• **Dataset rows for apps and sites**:
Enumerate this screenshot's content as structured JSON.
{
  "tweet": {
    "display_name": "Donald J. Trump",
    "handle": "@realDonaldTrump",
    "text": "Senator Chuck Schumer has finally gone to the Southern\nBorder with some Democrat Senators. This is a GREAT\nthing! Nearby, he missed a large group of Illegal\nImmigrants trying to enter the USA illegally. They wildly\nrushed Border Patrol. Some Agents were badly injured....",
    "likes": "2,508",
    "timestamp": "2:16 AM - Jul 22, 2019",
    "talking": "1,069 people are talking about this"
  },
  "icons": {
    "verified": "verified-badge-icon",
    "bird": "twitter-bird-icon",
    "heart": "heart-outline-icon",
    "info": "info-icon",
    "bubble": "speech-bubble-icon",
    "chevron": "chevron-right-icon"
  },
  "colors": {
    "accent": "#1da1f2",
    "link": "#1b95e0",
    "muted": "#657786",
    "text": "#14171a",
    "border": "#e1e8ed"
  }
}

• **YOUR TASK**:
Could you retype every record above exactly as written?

• **SOLUTION TO THIS TASK**:
Enumerate this screenshot's content as structured JSON.
{
  "tweet": {
    "display_name": "Donald J. Trump",
    "handle": "@realDonaldTrump",
    "text": "Senator Chuck Schumer has finally gone to the Southern\nBorder with some Democrat Senators. This is a GREAT\nthing! Nearby, he missed a large group of Illegal\nImmigrants trying to enter the USA illegally. They wildly\nrushed Border Patrol. Some Agents were badly injured....",
    "likes": "2,508",
    "timestamp": "2:16 AM - Jul 22, 2019",
    "talking": "1,069 people are talking about this"
  },
  "icons": {
    "verified": "verified-badge-icon",
    "bird": "twitter-bird-icon",
    "heart": "heart-outline-icon",
    "info": "info-icon",
    "bubble": "speech-bubble-icon",
    "chevron": "chevron-right-icon"
  },
  "colors": {
    "accent": "#1da1f2",
    "link": "#1b95e0",
    "muted": "#657786",
    "text": "#14171a",
    "border": "#e1e8ed"
  }
}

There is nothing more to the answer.